**Exercise goal**:
Extract, from the records beneath this instruction, each line that contains the word "preview".

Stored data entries
=== Section Start ===

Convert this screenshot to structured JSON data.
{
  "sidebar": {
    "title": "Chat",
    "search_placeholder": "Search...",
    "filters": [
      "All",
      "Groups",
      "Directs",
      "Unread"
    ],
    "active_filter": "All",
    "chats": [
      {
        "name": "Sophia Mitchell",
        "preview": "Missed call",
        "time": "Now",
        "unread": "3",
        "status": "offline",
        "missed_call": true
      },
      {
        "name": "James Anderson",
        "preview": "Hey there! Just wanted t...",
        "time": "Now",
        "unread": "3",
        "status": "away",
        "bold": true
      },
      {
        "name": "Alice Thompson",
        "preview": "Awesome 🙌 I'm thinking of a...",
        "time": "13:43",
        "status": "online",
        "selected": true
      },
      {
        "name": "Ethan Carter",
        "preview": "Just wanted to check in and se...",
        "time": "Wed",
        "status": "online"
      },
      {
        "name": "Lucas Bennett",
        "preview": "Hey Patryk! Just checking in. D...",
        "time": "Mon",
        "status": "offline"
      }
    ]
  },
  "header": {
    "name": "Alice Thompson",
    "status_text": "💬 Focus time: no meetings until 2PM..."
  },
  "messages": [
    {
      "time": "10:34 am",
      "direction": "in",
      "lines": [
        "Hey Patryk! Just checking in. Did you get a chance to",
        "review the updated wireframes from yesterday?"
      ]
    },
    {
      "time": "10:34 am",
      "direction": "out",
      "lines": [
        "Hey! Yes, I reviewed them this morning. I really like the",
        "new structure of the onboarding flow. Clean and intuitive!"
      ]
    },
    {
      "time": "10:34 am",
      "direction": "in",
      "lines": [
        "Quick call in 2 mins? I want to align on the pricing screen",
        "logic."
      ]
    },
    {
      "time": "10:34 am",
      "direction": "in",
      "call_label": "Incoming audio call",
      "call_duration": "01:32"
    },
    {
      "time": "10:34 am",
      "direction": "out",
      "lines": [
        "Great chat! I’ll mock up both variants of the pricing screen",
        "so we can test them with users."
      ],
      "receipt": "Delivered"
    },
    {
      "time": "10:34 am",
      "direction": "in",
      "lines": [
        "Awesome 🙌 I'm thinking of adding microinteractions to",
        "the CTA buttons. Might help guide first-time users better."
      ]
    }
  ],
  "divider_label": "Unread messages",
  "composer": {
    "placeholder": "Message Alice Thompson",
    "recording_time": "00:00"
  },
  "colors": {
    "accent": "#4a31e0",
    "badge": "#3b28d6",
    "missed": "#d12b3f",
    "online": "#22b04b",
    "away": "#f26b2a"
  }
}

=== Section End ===

**Your response**:
        "preview": "Missed call",
        "preview": "Hey there! Just wanted t...",
        "preview": "Awesome 🙌 I'm thinking of a...",
        "preview": "Just wanted to check in and se...",
        "preview": "Hey Patryk! Just checking in. D...",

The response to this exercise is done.